In a fashion landscape straying from a dominant silhouette, opportunity and uncertainty abounds as to what might fill the void.
It was bound to happen one day, right? Nothing burns at its brightest forever, not even supernovas. And if its dominant run is merely falling back to the front of the fashion pack, then it was still one hell of a run. Just think of where our industry would be without Ugg having set a furious pace during the past decade, especially when the Great Recession kicked in, and its effects have continued to linger. Ugg has been the brand thousands of retailers have banked on season after season, year after year; the “slam dunk” that actually verified. For many retailers, it was the difference-maker for staying in business. At full-price—and a premium price, to boot—Ugg has been a cash cow the likes of which some would say was never seen before because the brand appealed to such a broad audience. An A-list fashion staple that seamlessly crossed over to the masses, spanning Millennials to Boomers, Ugg has been a fashion phenomenon born out of its utilitarian attributes of comfort, versatility and ease of wear. Not to mention the silhouette’s illusion of slimming women’s legs. It was the perfect storm—in a good way.
Depending on which side of the fence you sit, the idea of Ugg becoming a staple rather than the tip of the fashion spear could be a tremendous opportunity (for competing brands and those retailers who don’t carry Ugg) or a source of financial fret (what, if anything, might fill the sales vacuum?). Selling at $150 a pair on average, one Ugg sale can equal potentially three sales of other styles. That alone could require an unrealistic increase in customer traffic. One respected retailer in the Northeast reports that Ugg sales until this fall had been humming along at 40 to 50 pairs a day, but the jury is still out for this season. A warm October hasn’t helped matters. His fear is that Ugg sales might not be as numerous in the months to come. “It’s tough. It’s a huge chunk of business to try and account for,” he laments. His advice to fellow retailers: Get creative. And that may require looking beyond shoes to help drive sales. “Our overall numbers are still up, largely because of clothing,” he states. “We have had some really hot jackets this fall.”

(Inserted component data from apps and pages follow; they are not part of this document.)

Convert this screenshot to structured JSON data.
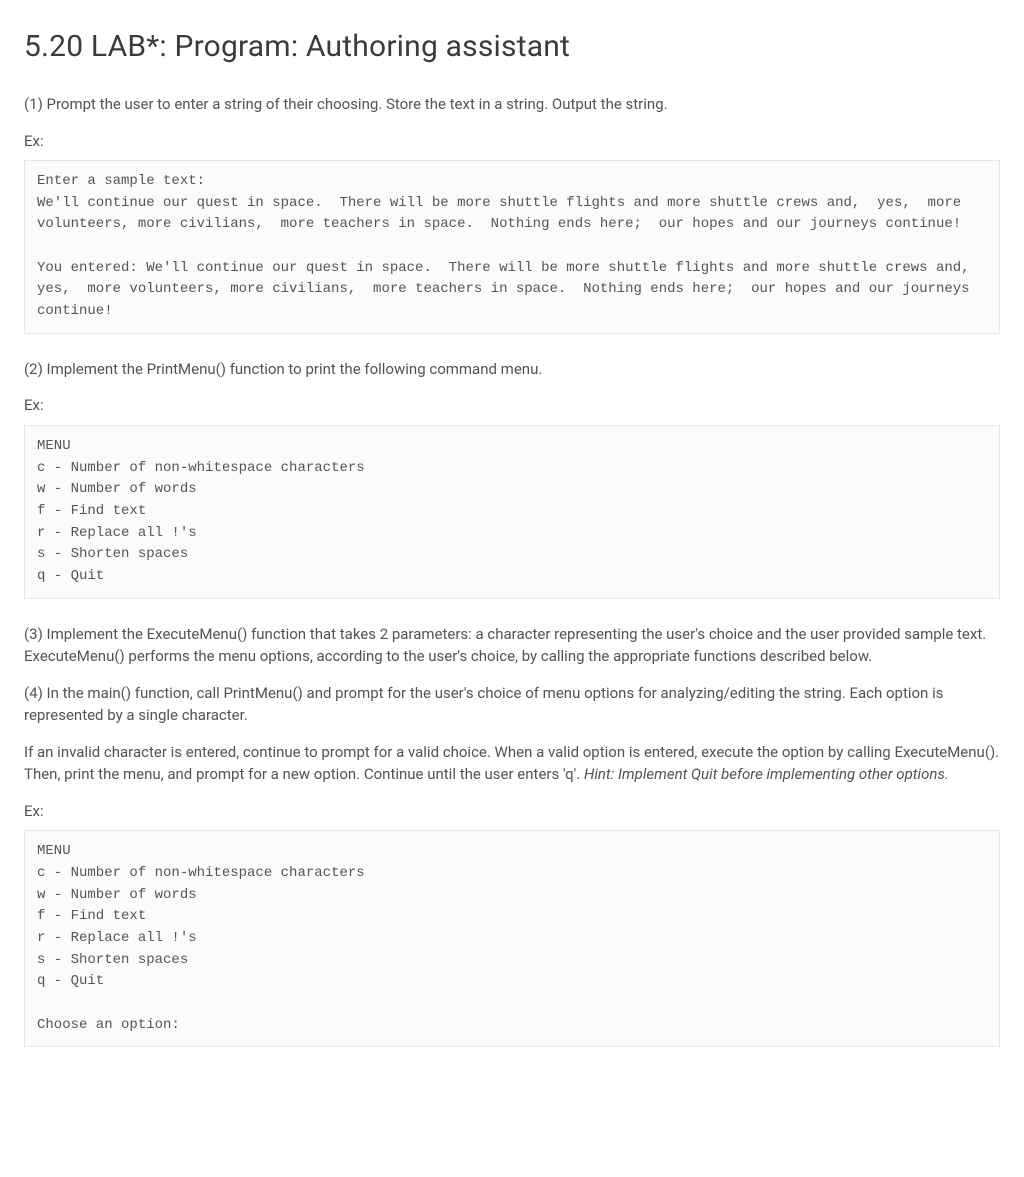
{
  "title": "5.20 LAB*: Program: Authoring assistant",
  "step1": {
    "text": "(1) Prompt the user to enter a string of their choosing. Store the text in a string. Output the string.",
    "ex_label": "Ex:",
    "code": "Enter a sample text:\nWe'll continue our quest in space.  There will be more shuttle flights and more shuttle crews and,  yes,  more volunteers, more civilians,  more teachers in space.  Nothing ends here;  our hopes and our journeys continue!\n\nYou entered: We'll continue our quest in space.  There will be more shuttle flights and more shuttle crews and,  yes,  more volunteers, more civilians,  more teachers in space.  Nothing ends here;  our hopes and our journeys continue!"
  },
  "step2": {
    "text": "(2) Implement the PrintMenu() function to print the following command menu.",
    "ex_label": "Ex:",
    "code": "MENU\nc - Number of non-whitespace characters\nw - Number of words\nf - Find text\nr - Replace all !'s\ns - Shorten spaces\nq - Quit"
  },
  "step3": {
    "text": "(3) Implement the ExecuteMenu() function that takes 2 parameters: a character representing the user's choice and the user provided sample text. ExecuteMenu() performs the menu options, according to the user's choice, by calling the appropriate functions described below."
  },
  "step4": {
    "p1": "(4) In the main() function, call PrintMenu() and prompt for the user's choice of menu options for analyzing/editing the string. Each option is represented by a single character.",
    "p2_a": "If an invalid character is entered, continue to prompt for a valid choice. When a valid option is entered, execute the option by calling ExecuteMenu(). Then, print the menu, and prompt for a new option. Continue until the user enters 'q'. ",
    "p2_hint": "Hint: Implement Quit before implementing other options.",
    "ex_label": "Ex:",
    "code": "MENU\nc - Number of non-whitespace characters\nw - Number of words\nf - Find text\nr - Replace all !'s\ns - Shorten spaces\nq - Quit\n\nChoose an option:"
  }
}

Beyond the stark reality of lost dollars, there’s also the question of whether a brand or a look can become as ubiquitous and massive in the age of social media. Trends now come at a dizzying pace, some going viral in days and getting quickly played as the next Internet sensation zooms into the fashion sphere. The patience to nurture and invest heavily in the latest must-have can be risky. Like a game of musical chairs, no one wants to be left holding the inventory.

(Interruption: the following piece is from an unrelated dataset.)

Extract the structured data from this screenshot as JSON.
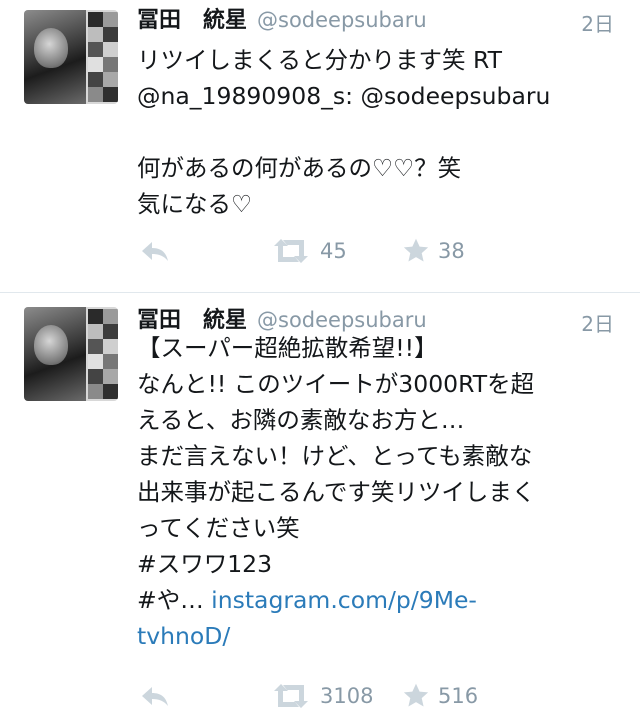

A pessimist would say there will never be another Ugg-like phenomenon. The optimist would say, at the bare minimum, people aren’t going to go barefoot, so the potential always exists. In the meantime, some of the freed-up open-to-buy dollars are allowing retailers to test new brands and looks. One of the best ways to find the “next big thing” is to give new things a shot. If history is any indicator, something big will eventually come along. And it’ll likely be fueled by Hollywood celebrities, rock stars and athletes, just like Ugg, Dr. Martens and Nike were.
As big as Ugg has become, plenty of room for growth still exists for the brand. Just look at Nike as a blueprint for how a lifestyle brand can evolve from its original “Moon Shoe” jogger into a world superpower that, according to its latest internal projections, aims for its portfolio of brands to hit $36 billion annually by 2017. As Nike President and CEO Mark Parker stated: “Nike, Inc. is designed to win.” He cites the company’s strong management team, commitment to creating innovative products, delivering exciting retail experiences and improving its supply chain as the pillars that will support that epic growth. Parker didn’t allude to some secret sauce or magic spell. He cited the blocking and tackling basics that build a brand.
Based on that premise, Deckers Outdoor and its Ugg brand are just getting started. So might countless other brands. The market, as always, remains wide open.